Every once in a while a film comes along that leaves such an impact on you that you are unable to stop thinking about it for days on end and The Big Wedding is one such film. Unfortunately, the impact it left was one of sheer amazement that this complete shambles of a screenplay was ever adapted into a dull and mundane comedy when it should have been discarded long before production began.
The Big Wedding ‘s premise consists of a divorced couple’s adopted son’s Spanish birth mother attending his wedding under the pretence that his adoptive parents are still together, so as not to offend his religious birth mother, bit of a mouthful huh? Hilarity should then ensue as his adoptive parents rekindle their flame, his Spanish sister flirts with his adopted brother and Robert De Niro flirts with everyone. Only it’s not funny, and it all feels like the writers have tossed every wedding film ever made into a blender, taken the worst parts of each one, and combined them to create this turgid excuse of a celluloid marriage.
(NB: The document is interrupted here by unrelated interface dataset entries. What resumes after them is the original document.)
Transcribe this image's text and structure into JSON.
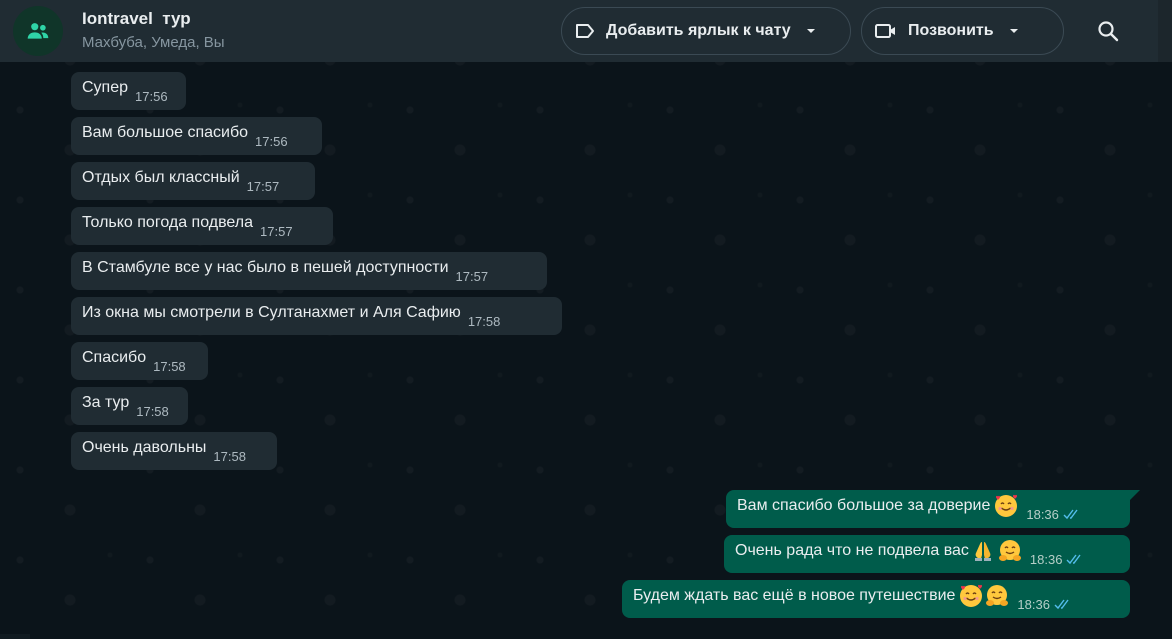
{
  "header": {
    "title": "Iontravel  тур",
    "members": "Махбуба, Умеда, Вы",
    "label_button": "Добавить ярлык к чату",
    "call_button": "Позвонить",
    "icons": {
      "avatar": "group-icon",
      "label": "label-tag-icon",
      "call": "video-camera-icon",
      "search": "search-icon"
    }
  },
  "colors": {
    "background": "#0b141a",
    "incoming_bubble": "#202c33",
    "outgoing_bubble": "#005c4b",
    "read_ticks": "#53bdeb"
  },
  "messages": [
    {
      "text": "Супер",
      "time": "17:56"
    },
    {
      "text": "Вам большое спасибо",
      "time": "17:56"
    },
    {
      "text": "Отдых был классный",
      "time": "17:57"
    },
    {
      "text": "Только погода подвела",
      "time": "17:57"
    },
    {
      "text": "В Стамбуле все у нас было в пешей доступности",
      "time": "17:57"
    },
    {
      "text": "Из окна мы смотрели в Султанахмет и Аля Сафию",
      "time": "17:58"
    },
    {
      "text": "Спасибо",
      "time": "17:58"
    },
    {
      "text": "За тур",
      "time": "17:58"
    },
    {
      "text": "Очень давольны",
      "time": "17:58"
    },
    {
      "text": "Вам спасибо большое за доверие",
      "time": "18:36",
      "emoji": [
        "smiling-face-with-hearts-emoji"
      ],
      "status": "read"
    },
    {
      "text": "Очень рада что не подвела вас",
      "time": "18:36",
      "emoji": [
        "folded-hands-emoji",
        "hugging-face-emoji"
      ],
      "status": "read"
    },
    {
      "text": "Будем ждать вас ещё в новое путешествие",
      "time": "18:36",
      "emoji": [
        "smiling-face-with-hearts-emoji",
        "hugging-face-emoji"
      ],
      "status": "read"
    }
  ]
}
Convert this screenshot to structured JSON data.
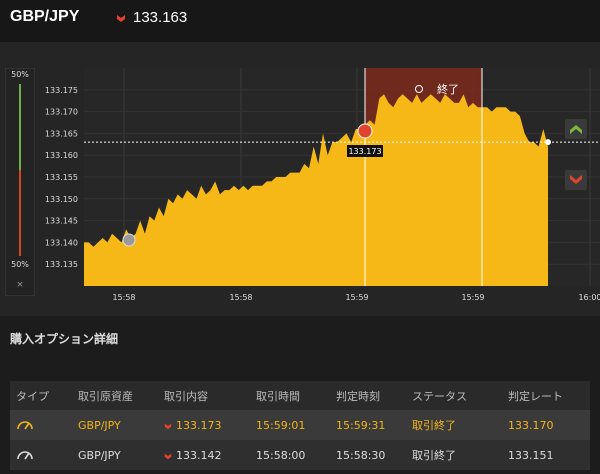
{
  "header": {
    "pair": "GBP/JPY",
    "rate": "133.163",
    "rate_direction": "down"
  },
  "gauge": {
    "top_label": "50%",
    "bottom_label": "50%",
    "close_symbol": "×"
  },
  "chart_data": {
    "type": "area",
    "series_color": "#f6b817",
    "current_rate": 133.163,
    "ylim": [
      133.13,
      133.18
    ],
    "y_ticks": [
      "133.175",
      "133.170",
      "133.165",
      "133.160",
      "133.155",
      "133.150",
      "133.145",
      "133.140",
      "133.135"
    ],
    "x_ticks": [
      "15:58",
      "15:58",
      "15:59",
      "15:59",
      "16:00"
    ],
    "entry_marker_label": "133.173",
    "closed_band_label": "終了",
    "y": [
      133.14,
      133.14,
      133.139,
      133.14,
      133.141,
      133.14,
      133.142,
      133.141,
      133.14,
      133.143,
      133.141,
      133.142,
      133.145,
      133.142,
      133.146,
      133.145,
      133.148,
      133.146,
      133.15,
      133.149,
      133.151,
      133.15,
      133.152,
      133.151,
      133.15,
      133.153,
      133.151,
      133.152,
      133.154,
      133.151,
      133.152,
      133.152,
      133.153,
      133.152,
      133.153,
      133.152,
      133.153,
      133.153,
      133.153,
      133.154,
      133.154,
      133.155,
      133.155,
      133.155,
      133.156,
      133.156,
      133.156,
      133.158,
      133.157,
      133.162,
      133.158,
      133.165,
      133.16,
      133.163,
      133.163,
      133.164,
      133.165,
      133.163,
      133.166,
      133.166,
      133.167,
      133.168,
      133.167,
      133.173,
      133.174,
      133.172,
      133.171,
      133.173,
      133.174,
      133.173,
      133.172,
      133.174,
      133.172,
      133.173,
      133.174,
      133.173,
      133.172,
      133.174,
      133.173,
      133.172,
      133.172,
      133.174,
      133.171,
      133.172,
      133.171,
      133.171,
      133.171,
      133.17,
      133.171,
      133.171,
      133.171,
      133.17,
      133.17,
      133.169,
      133.165,
      133.163,
      133.163,
      133.162,
      133.166,
      133.162
    ]
  },
  "options": {
    "title": "購入オプション詳細",
    "columns": [
      "タイプ",
      "取引原資産",
      "取引内容",
      "取引時間",
      "判定時刻",
      "ステータス",
      "判定レート"
    ],
    "rows": [
      {
        "asset": "GBP/JPY",
        "content": "133.173",
        "trade_time": "15:59:01",
        "judge_time": "15:59:31",
        "status": "取引終了",
        "judge_rate": "133.170"
      },
      {
        "asset": "GBP/JPY",
        "content": "133.142",
        "trade_time": "15:58:00",
        "judge_time": "15:58:30",
        "status": "取引終了",
        "judge_rate": "133.151"
      }
    ]
  }
}
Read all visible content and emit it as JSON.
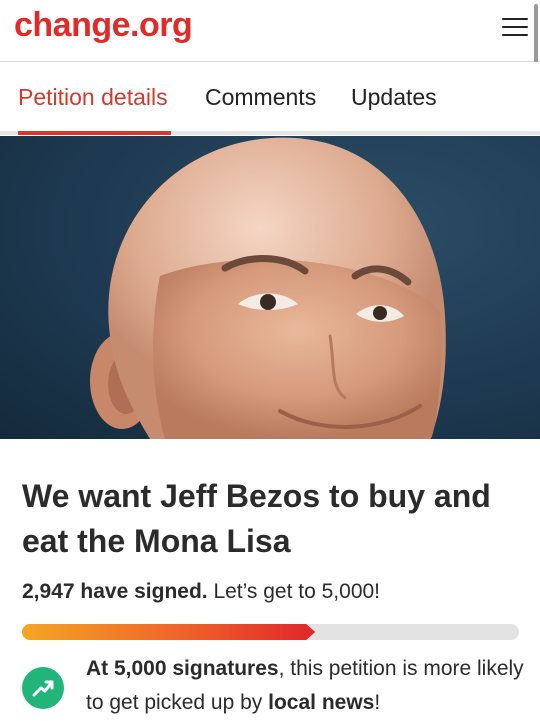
{
  "header": {
    "logo_text": "change.org",
    "menu_icon": "hamburger-menu-icon"
  },
  "tabs": [
    {
      "label": "Petition details",
      "active": true
    },
    {
      "label": "Comments",
      "active": false
    },
    {
      "label": "Updates",
      "active": false
    }
  ],
  "petition": {
    "title": "We want Jeff Bezos to buy and eat the Mona Lisa",
    "signed_count": "2,947",
    "signed_suffix": " have signed.",
    "goal_text": " Let’s get to 5,000!",
    "progress_fraction": 0.59,
    "milestone": {
      "icon": "trending-up-icon",
      "bold_1": "At 5,000 signatures",
      "text_1": ", this petition is more likely to get picked up by ",
      "bold_2": "local news",
      "text_2": "!"
    }
  },
  "colors": {
    "brand": "#e12b2b",
    "active_tab": "#d43a2b",
    "badge_green": "#21b57a"
  }
}
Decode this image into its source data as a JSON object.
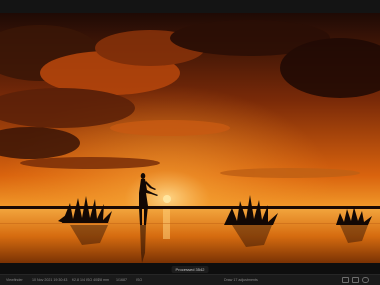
{
  "status": {
    "badge": "Processed 3542",
    "fields": [
      "Viewfinder",
      "10 Nov 2021 19:30:43",
      "f/2.8 1/4 ISO 400",
      "28 mm",
      "1/1687",
      "ISO",
      "Draw 17 adjustments"
    ]
  },
  "colors": {
    "sky_top": "#1e0a05",
    "sun": "#ffd36a",
    "water": "#e07a14",
    "silhouette": "#120804"
  }
}
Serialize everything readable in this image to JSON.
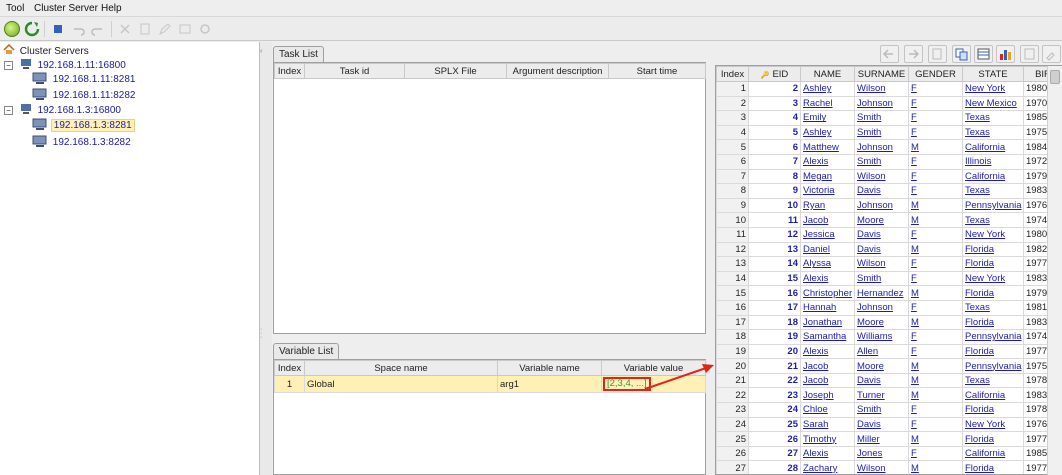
{
  "menu": {
    "tool": "Tool",
    "cluster_server": "Cluster Server",
    "help": "Help"
  },
  "tree": {
    "root": "Cluster Servers",
    "nodes": [
      {
        "label": "192.168.1.11:16800",
        "children": [
          "192.168.1.11:8281",
          "192.168.1.11:8282"
        ]
      },
      {
        "label": "192.168.1.3:16800",
        "children": [
          "192.168.1.3:8281",
          "192.168.1.3:8282"
        ]
      }
    ]
  },
  "task_list": {
    "tab": "Task List",
    "columns": [
      "Index",
      "Task id",
      "SPLX File",
      "Argument description",
      "Start time"
    ]
  },
  "variable_list": {
    "tab": "Variable List",
    "columns": [
      "Index",
      "Space name",
      "Variable name",
      "Variable value"
    ],
    "rows": [
      {
        "index": "1",
        "space": "Global",
        "name": "arg1",
        "value": "[2,3,4, ...]"
      }
    ]
  },
  "data_table": {
    "columns": [
      "Index",
      "EID",
      "NAME",
      "SURNAME",
      "GENDER",
      "STATE",
      "BIR"
    ],
    "rows": [
      [
        "1",
        "2",
        "Ashley",
        "Wilson",
        "F",
        "New York",
        "1980"
      ],
      [
        "2",
        "3",
        "Rachel",
        "Johnson",
        "F",
        "New Mexico",
        "1970"
      ],
      [
        "3",
        "4",
        "Emily",
        "Smith",
        "F",
        "Texas",
        "1985"
      ],
      [
        "4",
        "5",
        "Ashley",
        "Smith",
        "F",
        "Texas",
        "1975"
      ],
      [
        "5",
        "6",
        "Matthew",
        "Johnson",
        "M",
        "California",
        "1984"
      ],
      [
        "6",
        "7",
        "Alexis",
        "Smith",
        "F",
        "Illinois",
        "1972"
      ],
      [
        "7",
        "8",
        "Megan",
        "Wilson",
        "F",
        "California",
        "1979"
      ],
      [
        "8",
        "9",
        "Victoria",
        "Davis",
        "F",
        "Texas",
        "1983"
      ],
      [
        "9",
        "10",
        "Ryan",
        "Johnson",
        "M",
        "Pennsylvania",
        "1976"
      ],
      [
        "10",
        "11",
        "Jacob",
        "Moore",
        "M",
        "Texas",
        "1974"
      ],
      [
        "11",
        "12",
        "Jessica",
        "Davis",
        "F",
        "New York",
        "1980"
      ],
      [
        "12",
        "13",
        "Daniel",
        "Davis",
        "M",
        "Florida",
        "1982"
      ],
      [
        "13",
        "14",
        "Alyssa",
        "Wilson",
        "F",
        "Florida",
        "1977"
      ],
      [
        "14",
        "15",
        "Alexis",
        "Smith",
        "F",
        "New York",
        "1983"
      ],
      [
        "15",
        "16",
        "Christopher",
        "Hernandez",
        "M",
        "Florida",
        "1979"
      ],
      [
        "16",
        "17",
        "Hannah",
        "Johnson",
        "F",
        "Texas",
        "1981"
      ],
      [
        "17",
        "18",
        "Jonathan",
        "Moore",
        "M",
        "Florida",
        "1983"
      ],
      [
        "18",
        "19",
        "Samantha",
        "Williams",
        "F",
        "Pennsylvania",
        "1974"
      ],
      [
        "19",
        "20",
        "Alexis",
        "Allen",
        "F",
        "Florida",
        "1977"
      ],
      [
        "20",
        "21",
        "Jacob",
        "Moore",
        "M",
        "Pennsylvania",
        "1975"
      ],
      [
        "21",
        "22",
        "Jacob",
        "Davis",
        "M",
        "Texas",
        "1978"
      ],
      [
        "22",
        "23",
        "Joseph",
        "Turner",
        "M",
        "California",
        "1983"
      ],
      [
        "23",
        "24",
        "Chloe",
        "Smith",
        "F",
        "Florida",
        "1978"
      ],
      [
        "24",
        "25",
        "Sarah",
        "Davis",
        "F",
        "New York",
        "1976"
      ],
      [
        "25",
        "26",
        "Timothy",
        "Miller",
        "M",
        "Florida",
        "1977"
      ],
      [
        "26",
        "27",
        "Alexis",
        "Jones",
        "F",
        "California",
        "1985"
      ],
      [
        "27",
        "28",
        "Zachary",
        "Wilson",
        "M",
        "Florida",
        "1977"
      ]
    ]
  },
  "colors": {
    "highlight_row": "#fff1b5",
    "annotation_red": "#e0241b",
    "link_blue": "#1d1db5",
    "value_green": "#2e9b2e"
  }
}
I have never seen such a great cast assembled for a script as weak as this and it baffles me to think that veteran actors such as Robert De Niro, Diane Keaton and Susan Sarandon were willing participants in this abysmal attempt at an ensemble comedy. Whilst their acting is adequate for the most part, it is sub-par compared to the majority of their filmography as the lifeless script fails to provide them with any dialogue worth repeating, and their characters are often left floundering with cringeworthy one-liner’s.
Occasional risque moments try to spice up the proceedings but are unlikely to induce laughter and instead leave the audience feeling awkward that these respected actors would stoop to being so vulgar. The overcrowded storyline attempts to address a number of character arcs which are included purely to provide comedic moments, but when the jokes fall flat the majority of these sub-plots are rendered pointless and have a tendency to drag.
It scares me to think that we live in a world where films as awful as this are made, and the inclusion of such a great cast just adds to the frustration that The Big Wedding fails to amount to anything. As much as I despise the majority of Adam Sandler’s work, I think I would rather watch five of his films one after another than sit through this atrocious attempt at comedy once again. I don’t think I have ever used this phrase to describe a film before but here is one that is genuinely deserving of the accolade – avoid at all costs.